NewBeauty: Who is a good candidate for a revision rhinoplasty?
Dr. Klausner: Someone displeased with the appearance of his or her nose; someone who underwent nasal surgery and still has breathing issues; or someone with poor cosmetic results from prior surgery. Someone who broke his or her nose after having primary rhinoplasty.
NB: When should you consult a doctor for a rhinoplasty revision?
Dr. Klausner: It’s best for a patient to wait until most of the swelling has resolved. This typically takes one full year after the first operation. The earliest I see patients in consultation for revision rhinoplasty is six months after their first operation. Earlier than that, it is too soon to tell what needs to be addressed because of swelling. More commonly, I see patients one year to several years after their first operation.
NB: What goes into a rhinoplasty revision surgery?
Dr. Klausner: First, I perform an in-depth consultation to determine what bothers the patient about his/ her nose. We also discuss what the patient should expect from a revision surgery. For these cases, the period of swelling is longer than the swelling following primary rhinoplasty. It’s important to impart realistic expectations and communicate that the goal is improvement and not perfection. The procedure may also take longer due to scar tissue. There are specific challenges associated with revision surgery because the nasal tissue has been altered from a prior operation.
NB: Do you perform revisions on patients who’ve had multiple rhinoplasty procedures and do you approach those cases differently?
Dr. Klausner: Yes. I discuss with those patients that it is best to have very specific and realistic goals. It’s always best to preserve what is working and try to address specific problems. We don’t want to make new problems with a revision procedure. The goal is improvement and not perfection.
NB: What are the risks associated with a revision surgery?
Dr. Klausner: Yes, all of the risks of rhinoplasty plus the patient may have new scarring, worsening of the prior condition or a lack of resolution of the condition they were hoping to fix. There are no guarantees of clinical outcomes and patients should only undergo a revision surgery if the benefits outweigh the risks.
NB: What is your best advice for someone considering a revision rhinoplasty?
Dr. Klausner: Consult a board-certified, facial plastic surgeon with extensive experience in rhinoplasty.
NB: What rhinoplasty innovations can we expect to see in the future?

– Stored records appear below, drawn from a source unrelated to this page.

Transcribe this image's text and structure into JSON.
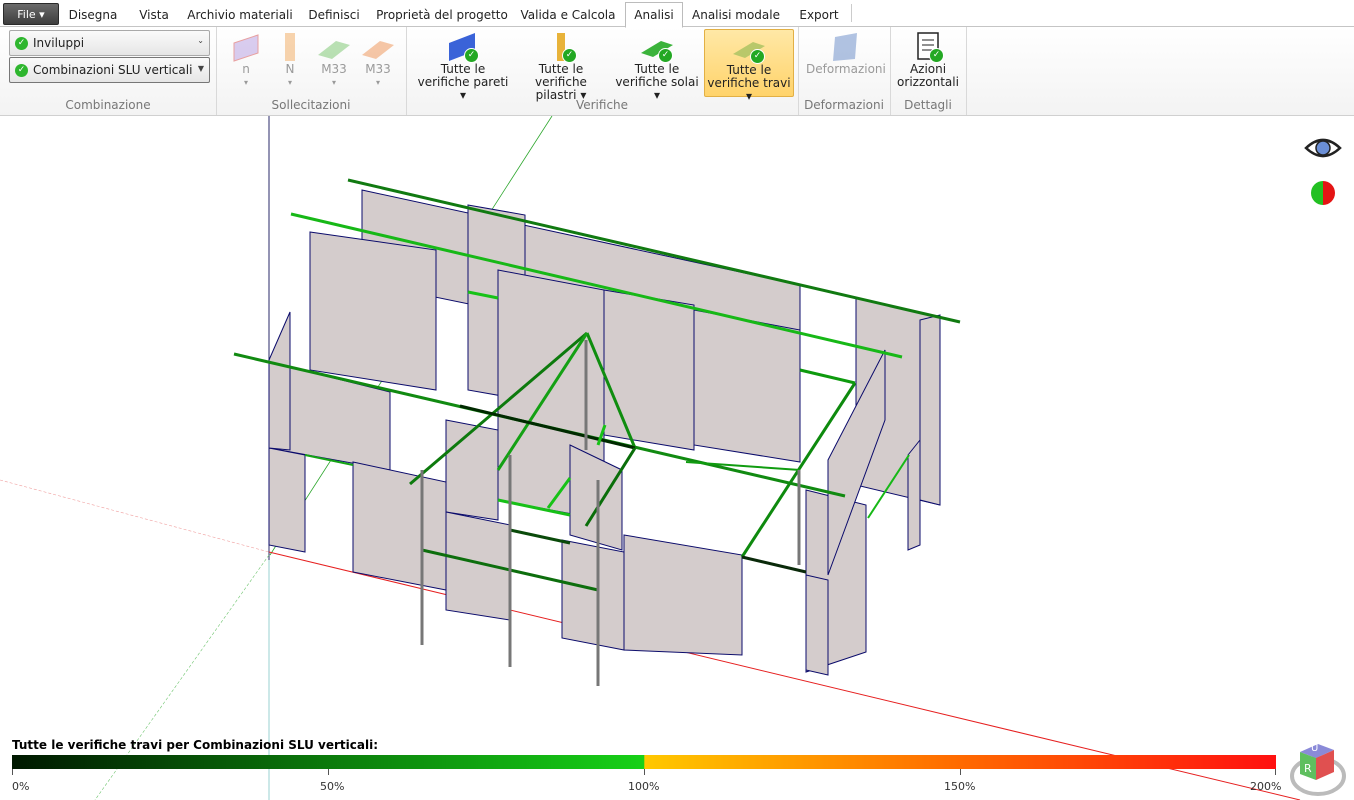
{
  "menu": {
    "file_label": "File ▾"
  },
  "tabs": [
    {
      "label": "Disegna"
    },
    {
      "label": "Vista"
    },
    {
      "label": "Archivio materiali"
    },
    {
      "label": "Definisci"
    },
    {
      "label": "Proprietà del progetto"
    },
    {
      "label": "Valida e Calcola"
    },
    {
      "label": "Analisi"
    },
    {
      "label": "Analisi modale"
    },
    {
      "label": "Export"
    }
  ],
  "active_tab": "Analisi",
  "ribbon": {
    "combinazione": {
      "label": "Combinazione",
      "combo1": "Inviluppi",
      "combo2": "Combinazioni SLU verticali"
    },
    "sollecitazioni": {
      "label": "Sollecitazioni",
      "buttons": [
        {
          "label": "n"
        },
        {
          "label": "N"
        },
        {
          "label": "M33"
        },
        {
          "label": "M33"
        }
      ]
    },
    "verifiche": {
      "label": "Verifiche",
      "buttons": [
        {
          "line1": "Tutte le",
          "line2": "verifiche pareti ▾"
        },
        {
          "line1": "Tutte le",
          "line2": "verifiche pilastri ▾"
        },
        {
          "line1": "Tutte le",
          "line2": "verifiche solai ▾"
        },
        {
          "line1": "Tutte le",
          "line2": "verifiche travi ▾"
        }
      ]
    },
    "deformazioni": {
      "label": "Deformazioni",
      "button": "Deformazioni"
    },
    "dettagli": {
      "label": "Dettagli",
      "line1": "Azioni",
      "line2": "orizzontali"
    }
  },
  "legend": {
    "title": "Tutte le verifiche travi per Combinazioni SLU verticali:",
    "ticks": [
      "0%",
      "50%",
      "100%",
      "150%",
      "200%"
    ]
  },
  "nav_cube": {
    "letter_top": "U",
    "letter_front": "R"
  },
  "colors": {
    "accent_tab": "#1a7a1a",
    "beam_green": "#0aa00a",
    "wall": "#d4cccc",
    "wall_edge": "#0b0b6b"
  }
}
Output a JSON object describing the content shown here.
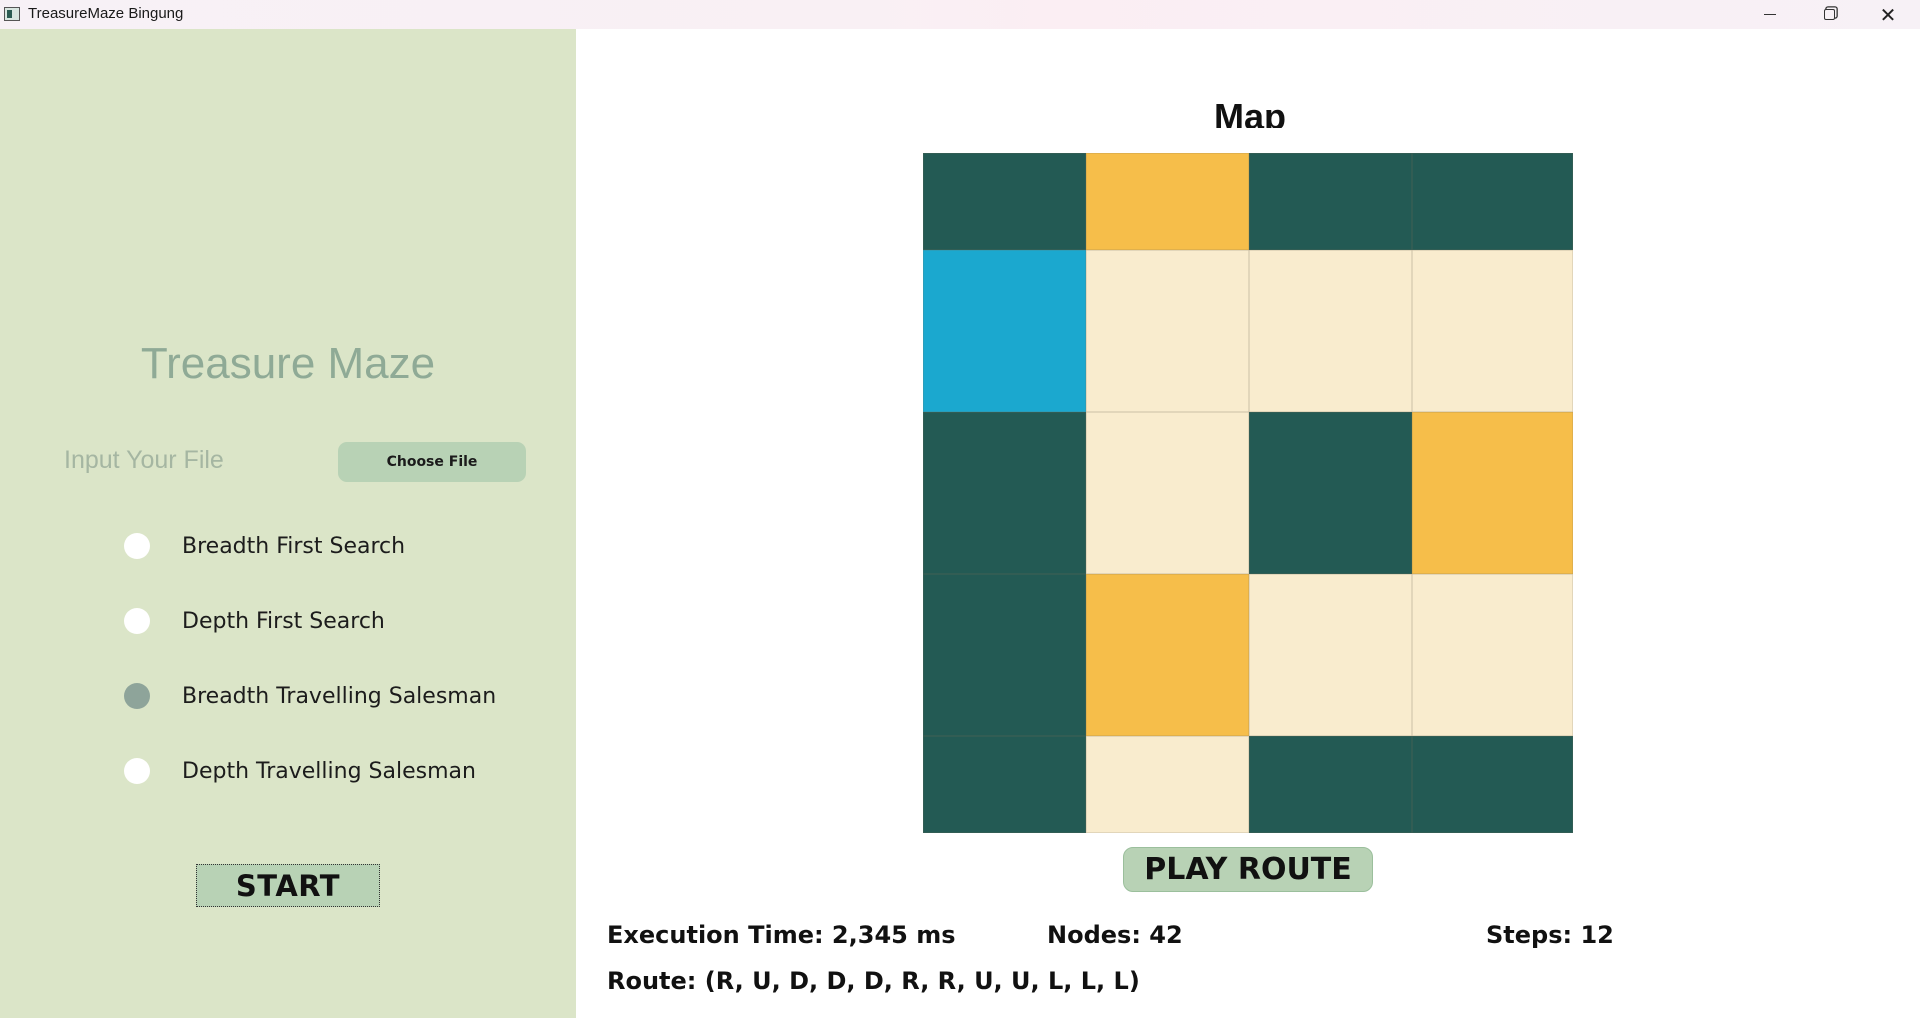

Dr. Klausner: We hope that with primary rhinoplasty there will be a greater attention given to preserving structure of the nose in order to maintain functionality. In the future, we hope there is the potential for tissue engineering that will allow us to create new cartilage and viable tissue that can be used in nasal reconstructions.